__WHAT IS NEEDED__
In the data below, find every line with the word "event" and copy it out.

- Opening Delimiter -

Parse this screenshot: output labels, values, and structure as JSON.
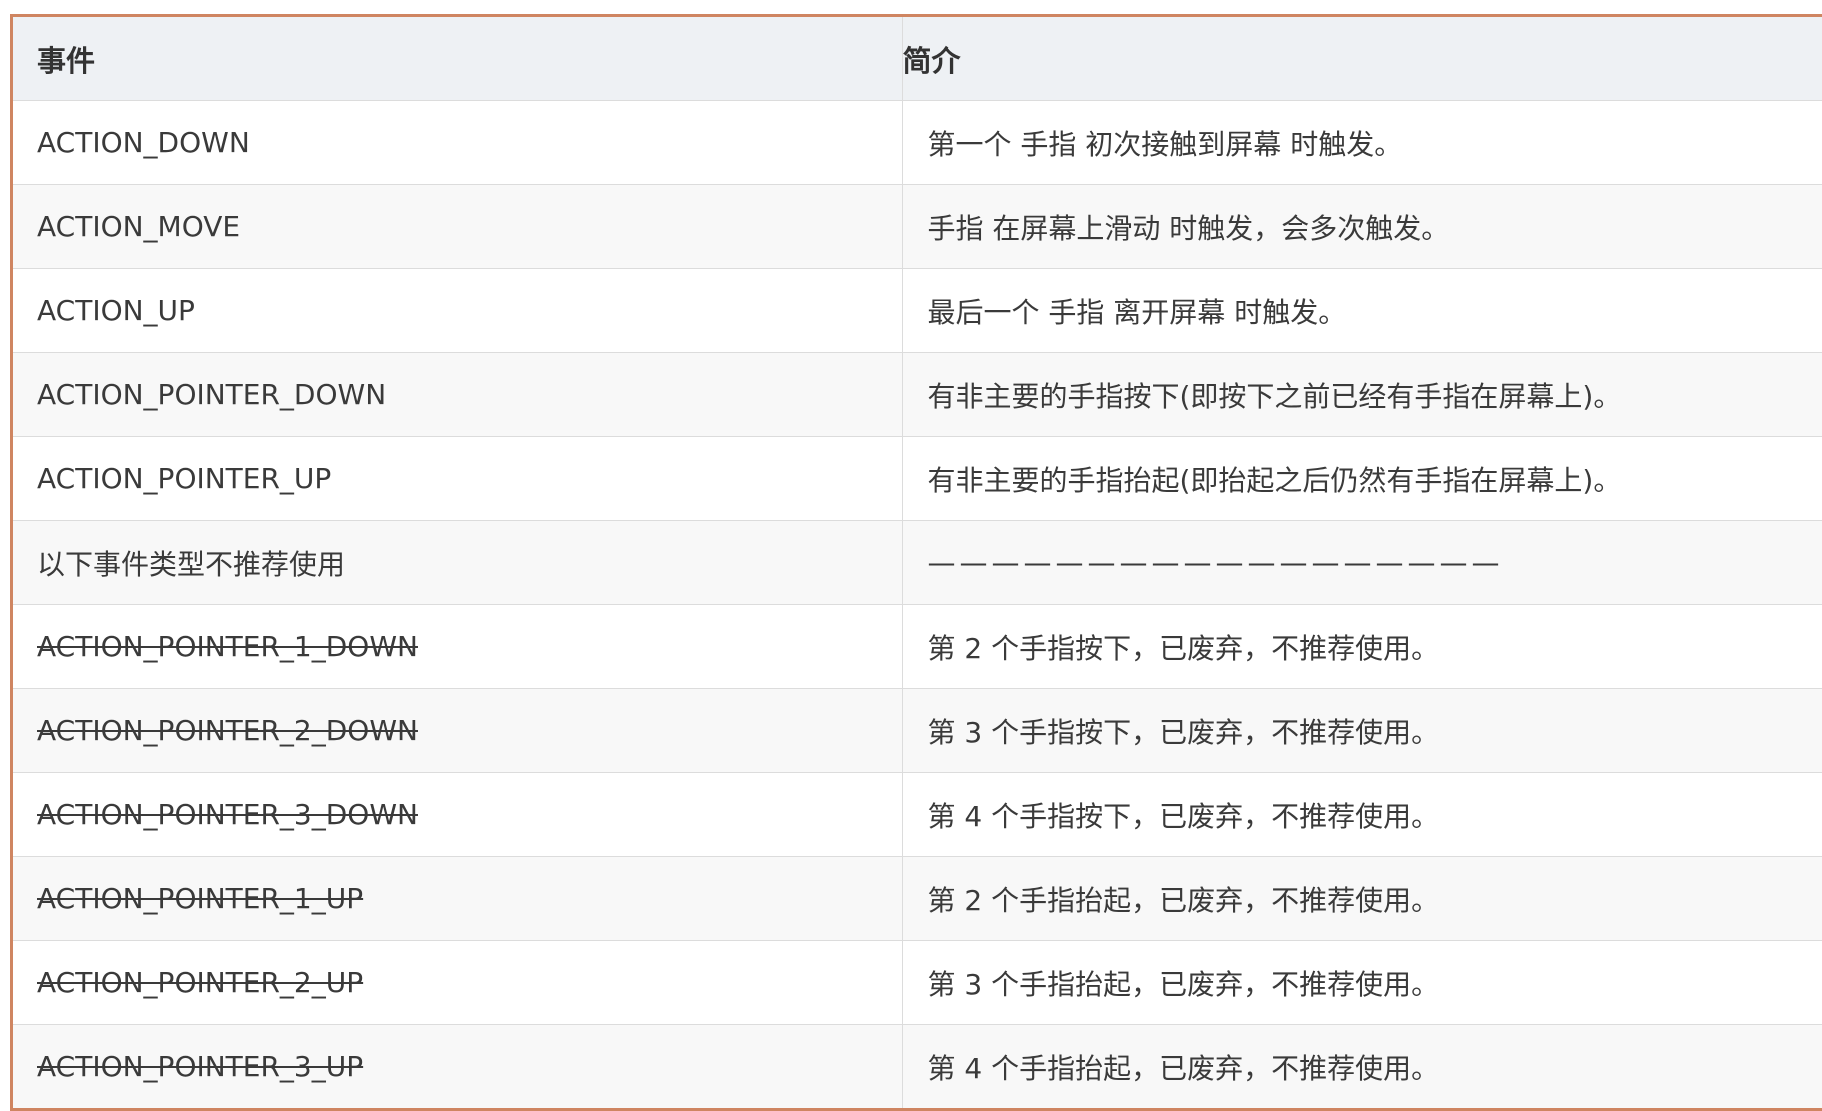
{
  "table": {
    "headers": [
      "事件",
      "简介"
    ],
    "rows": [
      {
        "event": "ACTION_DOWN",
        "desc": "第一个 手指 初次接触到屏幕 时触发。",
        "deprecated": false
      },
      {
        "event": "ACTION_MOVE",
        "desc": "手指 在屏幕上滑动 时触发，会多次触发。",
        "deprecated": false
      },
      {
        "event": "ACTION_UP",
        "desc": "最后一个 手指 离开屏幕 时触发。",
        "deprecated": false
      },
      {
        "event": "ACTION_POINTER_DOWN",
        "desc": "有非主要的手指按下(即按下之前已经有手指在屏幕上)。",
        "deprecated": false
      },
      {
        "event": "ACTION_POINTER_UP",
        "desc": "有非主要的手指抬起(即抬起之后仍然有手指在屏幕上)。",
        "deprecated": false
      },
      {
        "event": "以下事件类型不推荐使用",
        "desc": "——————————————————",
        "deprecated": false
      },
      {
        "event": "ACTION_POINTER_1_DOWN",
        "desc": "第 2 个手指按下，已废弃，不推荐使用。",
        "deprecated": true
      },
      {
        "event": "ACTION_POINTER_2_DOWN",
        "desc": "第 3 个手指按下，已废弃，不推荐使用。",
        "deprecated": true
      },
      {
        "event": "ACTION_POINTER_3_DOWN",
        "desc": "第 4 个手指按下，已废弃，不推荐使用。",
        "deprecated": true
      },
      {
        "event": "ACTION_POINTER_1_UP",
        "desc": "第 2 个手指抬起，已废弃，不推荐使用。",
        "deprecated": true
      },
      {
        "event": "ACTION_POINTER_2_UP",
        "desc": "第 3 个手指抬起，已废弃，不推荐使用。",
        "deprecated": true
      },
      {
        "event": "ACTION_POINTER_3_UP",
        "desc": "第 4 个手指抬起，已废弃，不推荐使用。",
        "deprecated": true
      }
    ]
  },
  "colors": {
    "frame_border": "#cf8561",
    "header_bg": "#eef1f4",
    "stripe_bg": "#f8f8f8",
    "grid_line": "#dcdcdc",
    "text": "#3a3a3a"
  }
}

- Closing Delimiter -

__SOLUTION TO THE PROBLEM__
        "event": "ACTION_DOWN",
        "event": "ACTION_MOVE",
        "event": "ACTION_UP",
        "event": "ACTION_POINTER_DOWN",
        "event": "ACTION_POINTER_UP",
        "event": "以下事件类型不推荐使用",
        "event": "ACTION_POINTER_1_DOWN",
        "event": "ACTION_POINTER_2_DOWN",
        "event": "ACTION_POINTER_3_DOWN",
        "event": "ACTION_POINTER_1_UP",
        "event": "ACTION_POINTER_2_UP",
        "event": "ACTION_POINTER_3_UP",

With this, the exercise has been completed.